Extremely helpful is when the client can supply a link to their website or comparable website, product information, an attached draft, fact sheet or brochure. It’s so much easier for the freelancer to price the job or estimate the number of hours it will take to complete, and determine if they have the necessary skills to get the job done.
Portfolios filled with work samples are a wonderful way for the client to evaluate the skills of a prospective freelancer. I try to supply as many as possible. But in some cases, due to a client privacy requirements, samples of some work can’t be shared.
Some clients try to weed out the competition by listing various requirements. These can be helpful but sometimes unrealistic, such as requiring that candidates write on the level of a Pulitzer prize winner.

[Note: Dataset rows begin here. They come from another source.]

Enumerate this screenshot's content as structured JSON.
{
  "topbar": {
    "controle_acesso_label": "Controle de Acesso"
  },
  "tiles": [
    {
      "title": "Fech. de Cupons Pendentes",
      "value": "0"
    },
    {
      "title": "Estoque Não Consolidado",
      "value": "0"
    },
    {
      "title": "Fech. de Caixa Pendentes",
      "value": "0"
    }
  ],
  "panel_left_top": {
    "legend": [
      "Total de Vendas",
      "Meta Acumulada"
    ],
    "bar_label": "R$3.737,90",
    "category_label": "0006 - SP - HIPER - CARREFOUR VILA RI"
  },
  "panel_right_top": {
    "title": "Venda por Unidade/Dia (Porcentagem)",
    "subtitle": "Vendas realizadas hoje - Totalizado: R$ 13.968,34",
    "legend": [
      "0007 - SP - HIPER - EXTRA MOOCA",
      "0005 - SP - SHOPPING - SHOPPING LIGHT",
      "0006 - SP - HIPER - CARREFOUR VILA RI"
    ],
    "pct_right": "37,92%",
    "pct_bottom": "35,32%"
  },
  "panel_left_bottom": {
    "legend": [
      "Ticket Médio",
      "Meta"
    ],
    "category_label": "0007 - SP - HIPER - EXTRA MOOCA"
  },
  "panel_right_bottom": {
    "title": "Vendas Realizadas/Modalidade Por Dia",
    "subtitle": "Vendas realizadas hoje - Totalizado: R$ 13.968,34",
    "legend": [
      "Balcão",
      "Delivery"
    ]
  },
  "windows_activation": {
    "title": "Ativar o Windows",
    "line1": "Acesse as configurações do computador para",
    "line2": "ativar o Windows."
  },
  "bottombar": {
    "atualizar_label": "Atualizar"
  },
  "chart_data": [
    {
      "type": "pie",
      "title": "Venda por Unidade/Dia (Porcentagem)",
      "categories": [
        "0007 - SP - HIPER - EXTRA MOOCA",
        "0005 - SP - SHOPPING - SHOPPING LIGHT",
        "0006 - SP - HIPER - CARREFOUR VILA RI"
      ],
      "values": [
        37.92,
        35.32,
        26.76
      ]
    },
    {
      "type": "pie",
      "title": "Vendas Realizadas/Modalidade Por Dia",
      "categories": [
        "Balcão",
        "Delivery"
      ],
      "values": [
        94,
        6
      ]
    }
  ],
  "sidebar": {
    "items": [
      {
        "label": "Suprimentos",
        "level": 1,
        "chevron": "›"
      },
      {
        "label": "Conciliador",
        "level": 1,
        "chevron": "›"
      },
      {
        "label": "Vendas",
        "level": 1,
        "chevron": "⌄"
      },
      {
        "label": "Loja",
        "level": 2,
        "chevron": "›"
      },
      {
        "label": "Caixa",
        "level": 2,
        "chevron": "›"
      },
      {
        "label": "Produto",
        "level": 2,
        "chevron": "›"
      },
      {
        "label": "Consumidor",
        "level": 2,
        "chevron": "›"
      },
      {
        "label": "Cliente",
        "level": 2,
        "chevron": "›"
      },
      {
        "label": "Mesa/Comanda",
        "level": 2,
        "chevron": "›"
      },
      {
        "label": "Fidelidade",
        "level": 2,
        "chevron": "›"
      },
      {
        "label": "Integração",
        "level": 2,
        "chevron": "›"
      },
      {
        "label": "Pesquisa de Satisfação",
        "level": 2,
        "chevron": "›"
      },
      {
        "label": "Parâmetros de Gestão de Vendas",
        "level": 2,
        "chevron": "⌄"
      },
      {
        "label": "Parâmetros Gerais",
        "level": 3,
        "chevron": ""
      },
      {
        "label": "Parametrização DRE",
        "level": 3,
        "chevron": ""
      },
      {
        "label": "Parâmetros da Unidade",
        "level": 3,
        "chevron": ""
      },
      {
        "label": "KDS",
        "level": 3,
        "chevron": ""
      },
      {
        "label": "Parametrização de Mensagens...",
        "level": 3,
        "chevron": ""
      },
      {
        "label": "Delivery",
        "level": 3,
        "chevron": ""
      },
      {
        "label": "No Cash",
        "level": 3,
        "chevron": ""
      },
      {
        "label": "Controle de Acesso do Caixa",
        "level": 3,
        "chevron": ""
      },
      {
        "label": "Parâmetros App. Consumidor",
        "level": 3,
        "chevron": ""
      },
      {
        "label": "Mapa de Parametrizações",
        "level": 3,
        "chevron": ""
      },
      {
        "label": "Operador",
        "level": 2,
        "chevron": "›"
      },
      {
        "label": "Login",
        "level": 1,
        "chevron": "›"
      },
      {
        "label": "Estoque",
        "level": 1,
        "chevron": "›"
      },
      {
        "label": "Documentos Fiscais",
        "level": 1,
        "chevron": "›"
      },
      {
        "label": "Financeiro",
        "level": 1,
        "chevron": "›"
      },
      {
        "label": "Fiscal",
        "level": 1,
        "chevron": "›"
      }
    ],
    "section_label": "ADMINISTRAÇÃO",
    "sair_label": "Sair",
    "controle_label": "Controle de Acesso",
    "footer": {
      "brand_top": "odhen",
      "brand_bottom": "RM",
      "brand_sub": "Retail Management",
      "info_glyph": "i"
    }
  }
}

Another way to evaluate the skills of your freelancer is to post a test project. Most freelancers are happy to take a test. But please pay us for our time. It can be a modest fee but don’t expect us to do it for free.

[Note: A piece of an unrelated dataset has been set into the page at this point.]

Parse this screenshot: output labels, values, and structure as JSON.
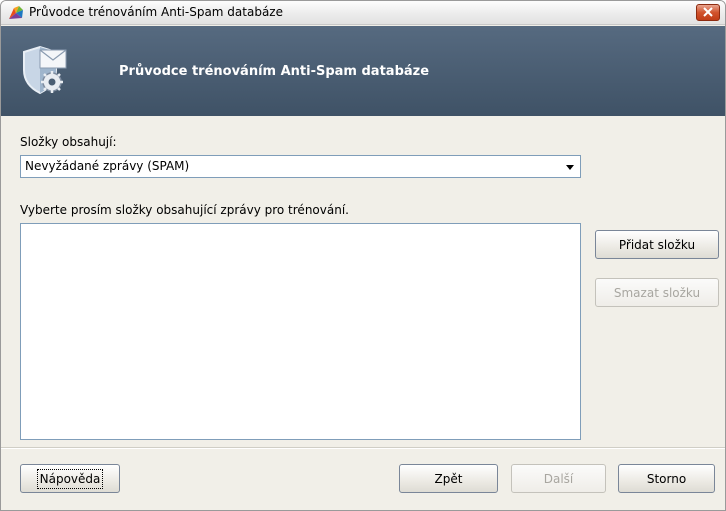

I always like to get to know the client I’m working for and for them to get to know me…not discuss our life stories, but a brief chat to put a face to a name, to actually feel like there are two live people here.
A brief phone call or Skype chat can help the client better communicate the project, pass on other helpful pieces of information that were not in the job description, and get both parties comfortable with one another as they work together.
Setting and Agreeing to a Fair Price
Maybe because the competition is so fierce on web-based job marketplaces like Upwork, Elance, or Scribendi or because pay rates vary from country to country, but there’s a tendency as a client to want to pay as little as possible.
I can appreciate searching to find the freelancer with the best work experience for your project at the lowest rate, but it’s also important to understand that freelancers need to be able to stay in business, pay their bills, and get paid for the amount of time, skill, creativity and professionalism they bring to the job. In the end—to use a very trite expression—“You get what you pay for.”
I like to explain fully to my prospective clients how much time I think their job is going to take and what I have to do to get the job done. Granted, I try to work as quickly as I can, but I know my limits. I want to complete the job expertly without having to excessively rush. That’s usually when something gets overlooked, or I’m not able to provide the best quality work.
For example, maybe I need to factor in the time it takes to conduct research, or contact someone for an interview or a quote, get more information, or gather material for a personal profile. That’s the job of an editor or rewriter, not a proofreader, by the way. A different skill level and turnaround is required.
Freelancer rates will also vary based on their skill level and experience. They may have expertise in a particular niche that matches your project. Someone may have just entered the freelance writing field while someone else has been at it for years. Be sure the rate factors in how quick a turnaround is required.
There you have it, information you can use the next time you prepare a project listing. I guarantee it will make your hiring experience go more smoothly, eliminate a lot of guesswork, and you’ll come away a satisfied client.